Bach's Mass in B minor is a testament to a lifetime of work by the "King of Baroque"—but the masterpiece is not a typical Mass in scope or compositional history.
There's a lot that's unknown about Bach's Mass in B minor. It's a Catholic Mass written when Bach was in charge of the music for the principal Lutheran churches in Leipzig. While it has the traditional elements of a Mass in the conventional order, beginning with the Kyrie, it wasn't written that way. It's actually a collection of pieces composed over a 25-year period.
"What's different about it (from a typical mass) is that it's this tour-de-force," says Joe Miller, director of Westminster Symphonic Choir. "It's Bach showing everything that he learned his whole life."

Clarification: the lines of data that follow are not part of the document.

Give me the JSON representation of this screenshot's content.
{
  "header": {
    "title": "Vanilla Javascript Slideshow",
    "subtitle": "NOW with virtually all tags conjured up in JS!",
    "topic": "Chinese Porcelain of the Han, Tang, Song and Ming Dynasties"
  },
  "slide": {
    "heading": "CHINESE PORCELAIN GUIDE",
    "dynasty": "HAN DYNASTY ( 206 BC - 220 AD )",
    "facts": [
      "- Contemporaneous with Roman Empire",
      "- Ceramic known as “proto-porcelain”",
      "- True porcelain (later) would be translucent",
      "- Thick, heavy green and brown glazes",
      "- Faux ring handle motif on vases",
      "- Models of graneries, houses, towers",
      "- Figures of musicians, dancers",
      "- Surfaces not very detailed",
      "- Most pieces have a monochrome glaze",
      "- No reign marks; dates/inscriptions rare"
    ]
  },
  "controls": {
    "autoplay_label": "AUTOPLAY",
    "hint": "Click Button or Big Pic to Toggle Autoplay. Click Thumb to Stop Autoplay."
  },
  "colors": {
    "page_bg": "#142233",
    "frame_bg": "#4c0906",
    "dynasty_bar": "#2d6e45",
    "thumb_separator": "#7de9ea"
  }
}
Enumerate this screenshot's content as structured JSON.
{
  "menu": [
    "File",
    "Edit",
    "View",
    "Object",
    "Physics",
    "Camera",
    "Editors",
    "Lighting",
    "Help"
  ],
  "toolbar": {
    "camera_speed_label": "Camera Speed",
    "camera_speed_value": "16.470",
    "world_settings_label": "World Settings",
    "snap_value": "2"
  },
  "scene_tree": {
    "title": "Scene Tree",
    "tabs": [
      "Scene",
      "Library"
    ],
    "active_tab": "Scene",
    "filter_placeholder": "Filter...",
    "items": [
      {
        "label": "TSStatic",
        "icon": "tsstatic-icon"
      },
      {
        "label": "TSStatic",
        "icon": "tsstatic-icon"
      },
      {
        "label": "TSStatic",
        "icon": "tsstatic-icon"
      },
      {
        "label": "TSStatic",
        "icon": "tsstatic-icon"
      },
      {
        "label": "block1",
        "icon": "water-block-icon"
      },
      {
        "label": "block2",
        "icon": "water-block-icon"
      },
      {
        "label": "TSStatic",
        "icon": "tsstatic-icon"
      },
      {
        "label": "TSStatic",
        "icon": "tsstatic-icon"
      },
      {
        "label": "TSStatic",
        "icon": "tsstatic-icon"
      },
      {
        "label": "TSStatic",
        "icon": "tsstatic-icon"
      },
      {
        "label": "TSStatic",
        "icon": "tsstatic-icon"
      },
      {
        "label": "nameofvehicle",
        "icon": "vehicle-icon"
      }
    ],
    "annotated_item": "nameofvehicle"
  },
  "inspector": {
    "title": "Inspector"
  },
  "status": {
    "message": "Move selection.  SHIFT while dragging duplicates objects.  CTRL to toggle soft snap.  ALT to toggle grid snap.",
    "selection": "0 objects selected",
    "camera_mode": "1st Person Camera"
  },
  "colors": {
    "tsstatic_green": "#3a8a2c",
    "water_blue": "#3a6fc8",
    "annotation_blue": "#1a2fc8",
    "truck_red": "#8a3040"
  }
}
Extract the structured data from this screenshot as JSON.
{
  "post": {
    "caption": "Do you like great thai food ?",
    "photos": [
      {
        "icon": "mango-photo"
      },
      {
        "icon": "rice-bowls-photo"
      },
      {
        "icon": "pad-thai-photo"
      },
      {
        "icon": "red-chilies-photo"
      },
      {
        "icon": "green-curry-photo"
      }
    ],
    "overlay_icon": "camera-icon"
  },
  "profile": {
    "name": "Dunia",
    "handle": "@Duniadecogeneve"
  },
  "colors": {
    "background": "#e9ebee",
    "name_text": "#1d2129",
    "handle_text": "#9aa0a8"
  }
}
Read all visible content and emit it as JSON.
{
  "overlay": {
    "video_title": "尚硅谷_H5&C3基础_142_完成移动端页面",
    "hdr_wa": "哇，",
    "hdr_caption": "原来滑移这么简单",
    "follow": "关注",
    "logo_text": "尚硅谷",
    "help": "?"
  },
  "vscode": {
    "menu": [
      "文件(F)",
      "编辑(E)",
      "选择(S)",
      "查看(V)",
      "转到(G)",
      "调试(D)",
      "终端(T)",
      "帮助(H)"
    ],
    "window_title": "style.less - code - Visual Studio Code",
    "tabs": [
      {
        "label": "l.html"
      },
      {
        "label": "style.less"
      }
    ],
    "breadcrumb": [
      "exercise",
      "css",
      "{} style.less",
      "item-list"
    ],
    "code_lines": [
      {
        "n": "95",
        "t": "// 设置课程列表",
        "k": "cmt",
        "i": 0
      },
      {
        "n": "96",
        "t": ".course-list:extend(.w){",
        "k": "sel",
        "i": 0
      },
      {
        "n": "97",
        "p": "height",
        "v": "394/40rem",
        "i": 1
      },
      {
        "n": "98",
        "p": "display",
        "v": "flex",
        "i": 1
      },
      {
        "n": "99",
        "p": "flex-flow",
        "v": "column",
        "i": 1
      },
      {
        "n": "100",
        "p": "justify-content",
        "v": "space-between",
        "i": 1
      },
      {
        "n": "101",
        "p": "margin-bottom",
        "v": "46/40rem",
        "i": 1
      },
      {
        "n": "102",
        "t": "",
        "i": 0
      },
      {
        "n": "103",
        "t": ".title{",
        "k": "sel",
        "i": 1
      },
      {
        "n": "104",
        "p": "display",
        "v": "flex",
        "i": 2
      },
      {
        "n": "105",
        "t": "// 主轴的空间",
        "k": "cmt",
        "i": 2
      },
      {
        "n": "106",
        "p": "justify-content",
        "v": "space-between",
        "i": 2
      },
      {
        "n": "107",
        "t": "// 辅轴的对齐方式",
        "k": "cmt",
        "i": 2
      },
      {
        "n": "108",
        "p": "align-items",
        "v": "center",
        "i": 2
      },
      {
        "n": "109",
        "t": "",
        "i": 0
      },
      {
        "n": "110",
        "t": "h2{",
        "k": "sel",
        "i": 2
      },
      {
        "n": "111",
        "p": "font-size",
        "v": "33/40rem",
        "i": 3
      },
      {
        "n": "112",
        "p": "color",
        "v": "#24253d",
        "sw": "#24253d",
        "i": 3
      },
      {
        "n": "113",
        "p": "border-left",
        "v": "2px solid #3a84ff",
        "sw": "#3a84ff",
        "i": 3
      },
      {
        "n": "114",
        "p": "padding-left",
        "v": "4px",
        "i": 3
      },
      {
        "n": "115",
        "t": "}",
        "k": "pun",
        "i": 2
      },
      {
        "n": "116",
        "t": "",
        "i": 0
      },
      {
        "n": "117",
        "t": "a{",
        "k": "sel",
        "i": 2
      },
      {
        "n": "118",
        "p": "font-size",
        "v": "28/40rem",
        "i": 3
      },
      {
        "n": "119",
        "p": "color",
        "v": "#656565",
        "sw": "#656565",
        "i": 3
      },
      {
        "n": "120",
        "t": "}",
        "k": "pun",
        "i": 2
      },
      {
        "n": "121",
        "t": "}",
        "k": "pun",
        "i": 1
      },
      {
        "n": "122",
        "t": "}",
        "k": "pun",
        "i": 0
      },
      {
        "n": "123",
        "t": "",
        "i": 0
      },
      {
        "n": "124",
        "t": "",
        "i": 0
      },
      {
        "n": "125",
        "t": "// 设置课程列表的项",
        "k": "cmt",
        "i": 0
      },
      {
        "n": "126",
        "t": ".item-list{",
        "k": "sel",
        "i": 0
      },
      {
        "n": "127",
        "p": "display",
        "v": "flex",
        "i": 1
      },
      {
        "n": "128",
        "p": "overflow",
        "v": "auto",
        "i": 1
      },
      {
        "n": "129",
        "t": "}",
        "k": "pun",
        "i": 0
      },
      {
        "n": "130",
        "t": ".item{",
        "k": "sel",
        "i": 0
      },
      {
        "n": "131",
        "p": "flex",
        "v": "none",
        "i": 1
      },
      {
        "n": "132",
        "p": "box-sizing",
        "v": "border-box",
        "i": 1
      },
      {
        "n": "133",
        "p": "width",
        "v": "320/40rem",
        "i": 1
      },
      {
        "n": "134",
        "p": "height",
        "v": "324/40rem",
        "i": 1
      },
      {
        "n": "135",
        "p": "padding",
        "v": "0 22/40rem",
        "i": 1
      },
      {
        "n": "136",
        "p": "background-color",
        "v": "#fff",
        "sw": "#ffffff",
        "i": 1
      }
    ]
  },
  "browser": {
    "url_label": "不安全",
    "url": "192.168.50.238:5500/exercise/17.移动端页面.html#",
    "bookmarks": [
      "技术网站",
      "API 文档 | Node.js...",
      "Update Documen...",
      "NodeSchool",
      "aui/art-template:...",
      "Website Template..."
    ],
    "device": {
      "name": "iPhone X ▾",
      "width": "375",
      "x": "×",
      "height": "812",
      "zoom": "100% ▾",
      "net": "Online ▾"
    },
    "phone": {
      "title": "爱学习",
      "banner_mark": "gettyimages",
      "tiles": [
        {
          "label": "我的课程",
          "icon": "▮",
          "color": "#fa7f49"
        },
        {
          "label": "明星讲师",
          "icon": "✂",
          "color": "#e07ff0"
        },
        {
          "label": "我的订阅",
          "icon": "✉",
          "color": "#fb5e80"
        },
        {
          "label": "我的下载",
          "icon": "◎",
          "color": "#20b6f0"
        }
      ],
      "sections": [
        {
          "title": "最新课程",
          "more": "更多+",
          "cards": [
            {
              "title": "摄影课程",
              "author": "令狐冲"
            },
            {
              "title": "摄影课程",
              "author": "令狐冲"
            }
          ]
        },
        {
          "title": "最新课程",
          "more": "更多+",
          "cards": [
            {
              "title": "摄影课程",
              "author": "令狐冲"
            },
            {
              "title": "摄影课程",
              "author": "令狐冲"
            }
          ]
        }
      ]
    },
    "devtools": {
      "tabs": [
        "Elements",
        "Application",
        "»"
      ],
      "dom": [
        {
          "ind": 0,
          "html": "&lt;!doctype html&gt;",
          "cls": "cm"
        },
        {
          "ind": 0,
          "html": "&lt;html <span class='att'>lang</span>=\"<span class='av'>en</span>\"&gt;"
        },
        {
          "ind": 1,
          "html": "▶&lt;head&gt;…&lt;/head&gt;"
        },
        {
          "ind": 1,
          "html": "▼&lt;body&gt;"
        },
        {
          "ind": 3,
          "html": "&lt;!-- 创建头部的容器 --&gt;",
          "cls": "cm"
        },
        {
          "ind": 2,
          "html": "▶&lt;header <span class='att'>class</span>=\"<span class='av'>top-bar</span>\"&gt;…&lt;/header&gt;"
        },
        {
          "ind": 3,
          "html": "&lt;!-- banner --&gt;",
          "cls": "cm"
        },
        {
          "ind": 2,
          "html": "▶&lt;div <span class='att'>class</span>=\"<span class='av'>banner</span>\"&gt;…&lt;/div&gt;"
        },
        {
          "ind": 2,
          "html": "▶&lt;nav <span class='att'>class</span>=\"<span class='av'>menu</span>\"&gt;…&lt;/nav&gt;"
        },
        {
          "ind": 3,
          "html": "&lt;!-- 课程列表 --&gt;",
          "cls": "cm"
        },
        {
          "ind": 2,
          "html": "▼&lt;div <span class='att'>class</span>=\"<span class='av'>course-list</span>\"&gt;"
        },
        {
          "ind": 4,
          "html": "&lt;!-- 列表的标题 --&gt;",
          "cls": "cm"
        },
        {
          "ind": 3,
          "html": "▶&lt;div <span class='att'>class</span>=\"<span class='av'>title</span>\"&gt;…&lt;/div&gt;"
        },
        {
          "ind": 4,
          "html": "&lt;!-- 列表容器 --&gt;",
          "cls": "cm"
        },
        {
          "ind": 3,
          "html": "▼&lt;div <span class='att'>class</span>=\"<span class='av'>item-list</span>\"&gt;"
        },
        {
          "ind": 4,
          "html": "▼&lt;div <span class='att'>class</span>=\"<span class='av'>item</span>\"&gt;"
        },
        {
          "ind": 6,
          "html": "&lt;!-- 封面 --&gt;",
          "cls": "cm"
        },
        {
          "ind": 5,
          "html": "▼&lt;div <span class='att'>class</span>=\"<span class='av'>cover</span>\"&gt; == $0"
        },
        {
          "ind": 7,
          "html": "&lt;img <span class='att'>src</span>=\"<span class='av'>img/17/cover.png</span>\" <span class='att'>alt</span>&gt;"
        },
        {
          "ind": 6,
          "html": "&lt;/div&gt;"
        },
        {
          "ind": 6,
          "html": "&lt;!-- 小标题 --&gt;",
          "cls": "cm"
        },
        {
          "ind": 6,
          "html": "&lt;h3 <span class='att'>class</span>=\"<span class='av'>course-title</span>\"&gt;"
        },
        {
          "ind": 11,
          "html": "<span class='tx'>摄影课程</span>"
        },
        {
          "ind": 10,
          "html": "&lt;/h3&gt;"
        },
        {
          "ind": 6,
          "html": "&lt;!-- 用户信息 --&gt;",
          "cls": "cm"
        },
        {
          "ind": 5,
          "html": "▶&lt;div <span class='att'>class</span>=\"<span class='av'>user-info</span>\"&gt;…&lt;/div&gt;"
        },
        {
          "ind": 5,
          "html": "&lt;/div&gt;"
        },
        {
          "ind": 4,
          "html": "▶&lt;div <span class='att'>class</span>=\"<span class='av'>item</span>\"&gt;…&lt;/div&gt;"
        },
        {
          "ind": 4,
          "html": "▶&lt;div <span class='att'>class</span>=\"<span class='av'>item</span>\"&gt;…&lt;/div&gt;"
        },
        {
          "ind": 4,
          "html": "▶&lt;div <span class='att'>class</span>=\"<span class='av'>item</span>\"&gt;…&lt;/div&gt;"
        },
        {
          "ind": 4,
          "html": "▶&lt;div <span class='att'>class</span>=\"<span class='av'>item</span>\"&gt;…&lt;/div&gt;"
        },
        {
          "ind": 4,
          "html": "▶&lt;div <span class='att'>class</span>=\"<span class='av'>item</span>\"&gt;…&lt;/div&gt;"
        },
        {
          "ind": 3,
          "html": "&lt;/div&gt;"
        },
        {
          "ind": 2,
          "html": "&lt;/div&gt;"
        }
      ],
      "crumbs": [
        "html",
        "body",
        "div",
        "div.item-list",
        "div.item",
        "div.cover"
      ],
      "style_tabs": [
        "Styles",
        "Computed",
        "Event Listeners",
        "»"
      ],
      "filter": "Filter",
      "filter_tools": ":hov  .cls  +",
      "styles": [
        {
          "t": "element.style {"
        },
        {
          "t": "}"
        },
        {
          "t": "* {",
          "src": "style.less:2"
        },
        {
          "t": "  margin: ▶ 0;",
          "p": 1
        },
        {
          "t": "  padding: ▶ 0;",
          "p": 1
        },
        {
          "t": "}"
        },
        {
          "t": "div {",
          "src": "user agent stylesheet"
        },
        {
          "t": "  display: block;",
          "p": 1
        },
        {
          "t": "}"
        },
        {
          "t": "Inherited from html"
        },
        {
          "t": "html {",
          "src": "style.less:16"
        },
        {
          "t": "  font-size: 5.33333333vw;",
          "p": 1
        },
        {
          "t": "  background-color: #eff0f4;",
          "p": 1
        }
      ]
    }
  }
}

When Bach wrote the Kyrie and Gloria in 1733 for Friedrich August II, Elector, or Prince, of Saxony, he'd already written the Sanctus for a Christmas Day service nearly 10 years earlier. He composed other parts of the Mass in 1748 and '49.
He died in 1750, and most likely never heard the Mass performed in its entirety. After his death, his son, Carl Philipp Emanuel Bach inherited the score and is known to have performed sections of it.
The whole Mass wasn't published until 1845; its first documented performance was in 1859 in Leipzig.
"I don't know that Bach ever really thought about the work being performed altogether, by one choir and one orchestra all the way through," says Miller. "The piece is always changing throughout."
Changing with different styles, instrumentation and vocal forces, from solos and duets to large choirs and double chorus. Miller points to the Credo as one example of the eclectic nature of the work:
"The piece is just with continuo and it's going to sound very old fashioned. And then immediately, when the text is introduced, patrem omnipotent and father omnipotent, then we become late Baroque splendor, with all sorts of trumpets, and the orchestration is just filled with life and exuberance"
While much is unknown about this work, what's certain is the powerful effect Bach's music still has, centuries later.
"I really think it is a language that speaks to something greater than ourselves," says Miller. "There is something about the tone of his voice. It's the rhetoric, how people relate to each other that puts us on a spiritual plane. And I also think it is the perfection of his harmony that just gives us that feeling that we're lifting off of this ground and going to something that is greater, that's beyond our human existence."